### [WHAT YOU HAVE TO DO]
Please return every record exactly as it appears.

### [DATA LISTING]
----------------

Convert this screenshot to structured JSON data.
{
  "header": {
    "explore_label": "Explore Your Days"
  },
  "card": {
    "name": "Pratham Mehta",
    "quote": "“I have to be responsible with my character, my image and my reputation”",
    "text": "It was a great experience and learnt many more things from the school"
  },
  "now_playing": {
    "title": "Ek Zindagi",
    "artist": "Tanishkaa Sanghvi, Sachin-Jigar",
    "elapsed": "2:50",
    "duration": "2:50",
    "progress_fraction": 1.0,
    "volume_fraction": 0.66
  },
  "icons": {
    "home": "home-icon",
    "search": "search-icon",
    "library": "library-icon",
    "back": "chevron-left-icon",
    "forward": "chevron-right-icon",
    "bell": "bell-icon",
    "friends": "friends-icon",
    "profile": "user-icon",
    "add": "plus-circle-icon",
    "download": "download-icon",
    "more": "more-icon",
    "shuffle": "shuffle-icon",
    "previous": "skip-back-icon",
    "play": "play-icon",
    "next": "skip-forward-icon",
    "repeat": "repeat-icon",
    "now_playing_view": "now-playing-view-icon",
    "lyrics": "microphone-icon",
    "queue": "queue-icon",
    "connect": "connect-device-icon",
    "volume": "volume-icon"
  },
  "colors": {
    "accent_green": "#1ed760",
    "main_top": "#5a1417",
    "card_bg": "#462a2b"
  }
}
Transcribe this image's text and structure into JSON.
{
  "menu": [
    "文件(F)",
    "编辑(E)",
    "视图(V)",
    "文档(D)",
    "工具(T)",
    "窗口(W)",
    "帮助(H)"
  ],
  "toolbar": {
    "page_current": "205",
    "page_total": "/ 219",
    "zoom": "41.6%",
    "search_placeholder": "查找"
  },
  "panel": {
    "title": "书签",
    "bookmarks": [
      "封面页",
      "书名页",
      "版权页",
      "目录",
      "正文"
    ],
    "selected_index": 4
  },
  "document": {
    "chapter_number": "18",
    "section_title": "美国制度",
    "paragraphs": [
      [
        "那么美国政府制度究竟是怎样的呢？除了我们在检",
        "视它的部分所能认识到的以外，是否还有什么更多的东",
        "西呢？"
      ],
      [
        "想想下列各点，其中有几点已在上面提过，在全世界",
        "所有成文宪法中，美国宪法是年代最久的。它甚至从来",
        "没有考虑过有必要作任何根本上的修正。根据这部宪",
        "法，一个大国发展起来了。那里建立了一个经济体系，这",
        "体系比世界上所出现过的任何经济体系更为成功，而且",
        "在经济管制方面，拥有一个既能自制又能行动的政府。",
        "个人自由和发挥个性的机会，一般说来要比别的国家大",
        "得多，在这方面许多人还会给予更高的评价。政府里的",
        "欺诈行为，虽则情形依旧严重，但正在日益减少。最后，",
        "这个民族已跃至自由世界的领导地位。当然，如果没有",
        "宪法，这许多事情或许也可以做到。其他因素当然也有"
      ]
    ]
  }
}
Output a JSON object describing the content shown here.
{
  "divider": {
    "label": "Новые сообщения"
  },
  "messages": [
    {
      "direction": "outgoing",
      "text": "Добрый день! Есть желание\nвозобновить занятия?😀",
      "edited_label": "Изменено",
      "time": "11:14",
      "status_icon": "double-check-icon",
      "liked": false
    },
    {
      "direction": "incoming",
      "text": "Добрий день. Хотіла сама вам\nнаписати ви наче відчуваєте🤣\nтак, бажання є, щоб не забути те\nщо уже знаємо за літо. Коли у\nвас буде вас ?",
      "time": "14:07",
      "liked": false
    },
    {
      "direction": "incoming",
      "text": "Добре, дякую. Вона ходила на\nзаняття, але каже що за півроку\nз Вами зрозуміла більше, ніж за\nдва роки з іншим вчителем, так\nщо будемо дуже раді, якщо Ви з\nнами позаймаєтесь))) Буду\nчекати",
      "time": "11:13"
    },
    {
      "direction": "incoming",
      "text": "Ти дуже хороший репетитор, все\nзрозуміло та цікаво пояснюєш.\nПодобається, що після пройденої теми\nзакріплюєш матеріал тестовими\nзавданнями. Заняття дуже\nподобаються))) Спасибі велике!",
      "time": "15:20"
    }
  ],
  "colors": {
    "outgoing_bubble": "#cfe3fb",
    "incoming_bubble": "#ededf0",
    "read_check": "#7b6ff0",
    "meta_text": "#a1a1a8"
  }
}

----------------

### [OUTPUT]
Convert this screenshot to structured JSON data.
{
  "header": {
    "explore_label": "Explore Your Days"
  },
  "card": {
    "name": "Pratham Mehta",
    "quote": "“I have to be responsible with my character, my image and my reputation”",
    "text": "It was a great experience and learnt many more things from the school"
  },
  "now_playing": {
    "title": "Ek Zindagi",
    "artist": "Tanishkaa Sanghvi, Sachin-Jigar",
    "elapsed": "2:50",
    "duration": "2:50",
    "progress_fraction": 1.0,
    "volume_fraction": 0.66
  },
  "icons": {
    "home": "home-icon",
    "search": "search-icon",
    "library": "library-icon",
    "back": "chevron-left-icon",
    "forward": "chevron-right-icon",
    "bell": "bell-icon",
    "friends": "friends-icon",
    "profile": "user-icon",
    "add": "plus-circle-icon",
    "download": "download-icon",
    "more": "more-icon",
    "shuffle": "shuffle-icon",
    "previous": "skip-back-icon",
    "play": "play-icon",
    "next": "skip-forward-icon",
    "repeat": "repeat-icon",
    "now_playing_view": "now-playing-view-icon",
    "lyrics": "microphone-icon",
    "queue": "queue-icon",
    "connect": "connect-device-icon",
    "volume": "volume-icon"
  },
  "colors": {
    "accent_green": "#1ed760",
    "main_top": "#5a1417",
    "card_bg": "#462a2b"
  }
}
Transcribe this image's text and structure into JSON.
{
  "menu": [
    "文件(F)",
    "编辑(E)",
    "视图(V)",
    "文档(D)",
    "工具(T)",
    "窗口(W)",
    "帮助(H)"
  ],
  "toolbar": {
    "page_current": "205",
    "page_total": "/ 219",
    "zoom": "41.6%",
    "search_placeholder": "查找"
  },
  "panel": {
    "title": "书签",
    "bookmarks": [
      "封面页",
      "书名页",
      "版权页",
      "目录",
      "正文"
    ],
    "selected_index": 4
  },
  "document": {
    "chapter_number": "18",
    "section_title": "美国制度",
    "paragraphs": [
      [
        "那么美国政府制度究竟是怎样的呢？除了我们在检",
        "视它的部分所能认识到的以外，是否还有什么更多的东",
        "西呢？"
      ],
      [
        "想想下列各点，其中有几点已在上面提过，在全世界",
        "所有成文宪法中，美国宪法是年代最久的。它甚至从来",
        "没有考虑过有必要作任何根本上的修正。根据这部宪",
        "法，一个大国发展起来了。那里建立了一个经济体系，这",
        "体系比世界上所出现过的任何经济体系更为成功，而且",
        "在经济管制方面，拥有一个既能自制又能行动的政府。",
        "个人自由和发挥个性的机会，一般说来要比别的国家大",
        "得多，在这方面许多人还会给予更高的评价。政府里的",
        "欺诈行为，虽则情形依旧严重，但正在日益减少。最后，",
        "这个民族已跃至自由世界的领导地位。当然，如果没有",
        "宪法，这许多事情或许也可以做到。其他因素当然也有"
      ]
    ]
  }
}
Output a JSON object describing the content shown here.
{
  "divider": {
    "label": "Новые сообщения"
  },
  "messages": [
    {
      "direction": "outgoing",
      "text": "Добрый день! Есть желание\nвозобновить занятия?😀",
      "edited_label": "Изменено",
      "time": "11:14",
      "status_icon": "double-check-icon",
      "liked": false
    },
    {
      "direction": "incoming",
      "text": "Добрий день. Хотіла сама вам\nнаписати ви наче відчуваєте🤣\nтак, бажання є, щоб не забути те\nщо уже знаємо за літо. Коли у\nвас буде вас ?",
      "time": "14:07",
      "liked": false
    },
    {
      "direction": "incoming",
      "text": "Добре, дякую. Вона ходила на\nзаняття, але каже що за півроку\nз Вами зрозуміла більше, ніж за\nдва роки з іншим вчителем, так\nщо будемо дуже раді, якщо Ви з\nнами позаймаєтесь))) Буду\nчекати",
      "time": "11:13"
    },
    {
      "direction": "incoming",
      "text": "Ти дуже хороший репетитор, все\nзрозуміло та цікаво пояснюєш.\nПодобається, що після пройденої теми\nзакріплюєш матеріал тестовими\nзавданнями. Заняття дуже\nподобаються))) Спасибі велике!",
      "time": "15:20"
    }
  ],
  "colors": {
    "outgoing_bubble": "#cfe3fb",
    "incoming_bubble": "#ededf0",
    "read_check": "#7b6ff0",
    "meta_text": "#a1a1a8"
  }
}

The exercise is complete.